Posted at 6:12 AM PT, Apr 12, 1997
Microsoft is splitting Windows NT into three parts in order to implement
its 64-bit version of NT and make the OS credible as a platform for the
largest mainframe and data-warehouse applications.
This high-end version of NT -- one of three iterations that the company
is planning to release after NT 5.0's delivery in 1998 -- will include
features needed to run data centers, according to Moshe T. Dunie, vice
president of Microsoft's Windows Operating Systems Division. It will be
written in 64-bit code to run on Intel's 64-bit Merced processor, which
is due for release next year.
The other two NT family members will target consumer users and business
users, replacing Windows 95 and upgrading Windows NT, respectively. All
three versions will share the same kernel, Dunie said this week at the
WinHEC conference in San Francisco.
"PC-based servers will be getting into the mainframe space with the
64-bit OS," Dunie said. The industrial-strength Windows NT version will
include features such as hierarchical storage management, volume
management, and disaster recovery, according to Dunie.
"Disaster recovery doesn't just mean copying the data. It means the
ability to restore and run massive amounts of data effectively," Dunie
noted. "For a long time, people said the mainframe is going away; it
didn't. But with this OS and IA 64 [Intel's 64-bit architecture], it may
The consumer version of NT will have "friendlier" security "because you
don't want a child to access and wipe out your files," Dunie said.
One IT manager who has been briefed on Microsoft's plans said that
reinforcing NT with high-end features and coupling it with Intel's
Merced processor could make the operating system a viable answer for
"You keep hearing that Unix is going away, but for large applications
like those by PeopleSoft and SAP, NT is still not ready," said the IT
manager, who requested anonymity. "If NT 6.0 on the Merced ships, then
you conceivably could run mission-critical applications on NT."

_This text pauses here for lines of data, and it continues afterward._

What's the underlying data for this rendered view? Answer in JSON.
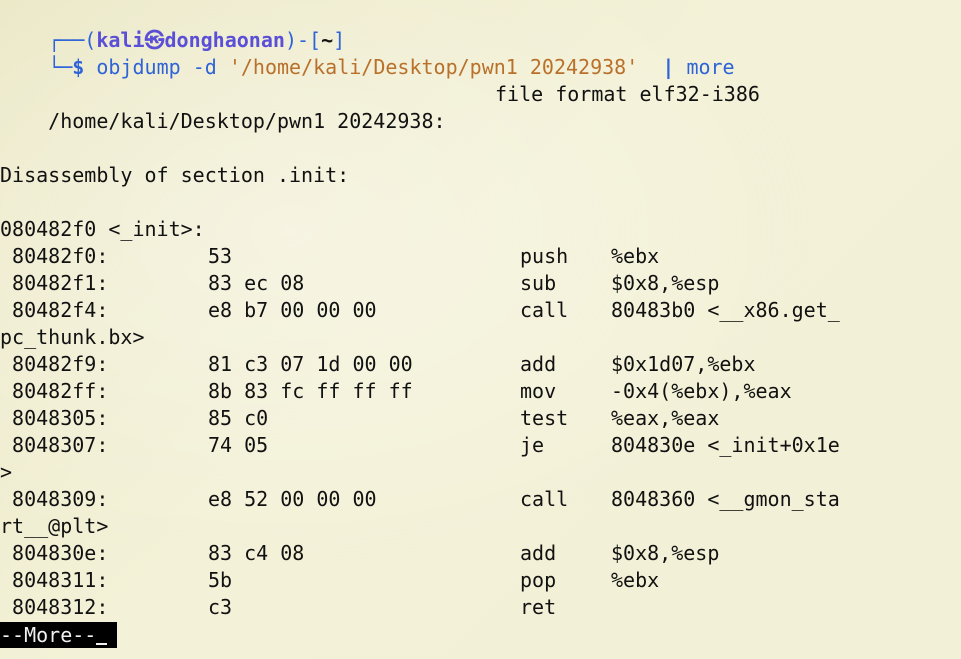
{
  "prompt": {
    "box_open": "┌──(",
    "user": "kali",
    "skull": "㉿",
    "host": "donghaonan",
    "box_mid": ")-[",
    "dir": "~",
    "box_close": "]",
    "corner": "└─",
    "dollar": "$",
    "command": "objdump",
    "flag": "-d",
    "path": "'/home/kali/Desktop/pwn1 20242938'",
    "pipe": "|",
    "pager": "more"
  },
  "file_header": {
    "path": "/home/kali/Desktop/pwn1 20242938:",
    "format": "file format elf32-i386"
  },
  "section_header": "Disassembly of section .init:",
  "function_header": "080482f0 <_init>:",
  "instructions": [
    {
      "addr": " 80482f0:",
      "bytes": "53",
      "mnemonic": "push",
      "operands": "%ebx"
    },
    {
      "addr": " 80482f1:",
      "bytes": "83 ec 08",
      "mnemonic": "sub",
      "operands": "$0x8,%esp"
    },
    {
      "addr": " 80482f4:",
      "bytes": "e8 b7 00 00 00",
      "mnemonic": "call",
      "operands": "80483b0 <__x86.get_",
      "wrap": "pc_thunk.bx>"
    },
    {
      "addr": " 80482f9:",
      "bytes": "81 c3 07 1d 00 00",
      "mnemonic": "add",
      "operands": "$0x1d07,%ebx"
    },
    {
      "addr": " 80482ff:",
      "bytes": "8b 83 fc ff ff ff",
      "mnemonic": "mov",
      "operands": "-0x4(%ebx),%eax"
    },
    {
      "addr": " 8048305:",
      "bytes": "85 c0",
      "mnemonic": "test",
      "operands": "%eax,%eax"
    },
    {
      "addr": " 8048307:",
      "bytes": "74 05",
      "mnemonic": "je",
      "operands": "804830e <_init+0x1e",
      "wrap": ">"
    },
    {
      "addr": " 8048309:",
      "bytes": "e8 52 00 00 00",
      "mnemonic": "call",
      "operands": "8048360 <__gmon_sta",
      "wrap": "rt__@plt>"
    },
    {
      "addr": " 804830e:",
      "bytes": "83 c4 08",
      "mnemonic": "add",
      "operands": "$0x8,%esp"
    },
    {
      "addr": " 8048311:",
      "bytes": "5b",
      "mnemonic": "pop",
      "operands": "%ebx"
    },
    {
      "addr": " 8048312:",
      "bytes": "c3",
      "mnemonic": "ret",
      "operands": ""
    }
  ],
  "pager_status": "--More--",
  "colors": {
    "prompt_blue": "#2e64d8",
    "prompt_purple": "#5a4fd6",
    "path_orange": "#b8702a",
    "text": "#111111",
    "background": "#efedcf"
  }
}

In the meantime, Microsoft will add improved symmetrical multiprocessing
to NT 5.0.
"NT 4.0 scaled well to four processors; NT 5.0 will scale well to eight
processors," Dunie said. However, some observers were skeptical of

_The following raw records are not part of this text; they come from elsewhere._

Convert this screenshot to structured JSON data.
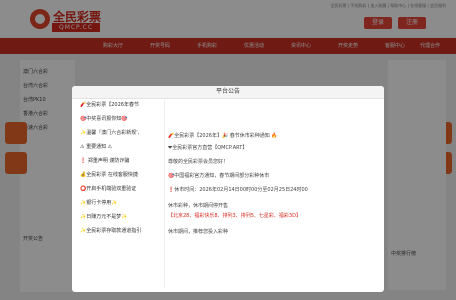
{
  "site": {
    "logo_text": "全民彩票",
    "logo_sub": "QMCP.CC",
    "top_links": "全民彩票 | 手机购彩 | 加入收藏 | 帮助中心 | 在线客服 | 会员福利",
    "login_label": "登录",
    "register_label": "注册"
  },
  "nav": {
    "items": [
      "购彩大厅",
      "开奖号码",
      "手机购彩",
      "优惠活动",
      "资讯中心",
      "开奖走势",
      "客服中心",
      "代理合作"
    ]
  },
  "background": {
    "left_rows": [
      "澳门六合彩",
      "台湾六合彩",
      "台湾PK10",
      "香港六合彩",
      "极速六合彩"
    ],
    "bottom_panel_title": "开奖公告",
    "right_title": "中奖排行榜"
  },
  "modal": {
    "title": "平台公告",
    "list_items": [
      "🧨全民彩票【2026年春节",
      "🎯中奖喜讯报你知🎯",
      "✨温馨『澳门六合彩新规',",
      "⚠ 重要通知 ⚠",
      "❗ 郑重声明 谨防诈骗",
      "💰全民彩票 在线客服快捷",
      "⭕开启手机端验双重验证",
      "✨银行卡停用✨",
      "✨日赚万元不是梦✨",
      "✨全民彩票存取款通道指引"
    ],
    "content": {
      "line1": "🧨全民彩票【2026年】🎉 春节休市彩种通知 🔥",
      "line2": "❤全民彩票官方直营【QMCP.ART】",
      "line3": "尊敬的全民彩票会员您好！",
      "line4": "🎯中国福彩官方通知，春节期间部分彩种休市",
      "line5": "❗休市时间：2026年02月14日00时00分至02月25日24时00",
      "line6": "休市彩种，休市期间停开售",
      "line7": "【北京28、福彩快乐8、排列3、排列5、七星彩、福彩3D】",
      "line8": "休市期间，推荐您投入彩种"
    }
  },
  "colors": {
    "brand_red": "#d62a1e",
    "nav_red": "#cc3126",
    "accent_orange": "#e9672a"
  }
}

"I would hope they would get up to eight processors, because they're
still well behind what Unix systems can do," said Dwight Davis, editor
of Windows Watcher, based in Redmond, Wash.
Before Microsoft releases its NT trio, the company will ship a
small-business version of NT Server this year. Code-named Sam, this
version will include modem pooling, fax-server capabilities, and a proxy
server to connect to the Internet with one IP address and phone line.
Time exists so everything doesn't happen at once,
Space exists so everything doesn't happen to you.
<> email@example.com <>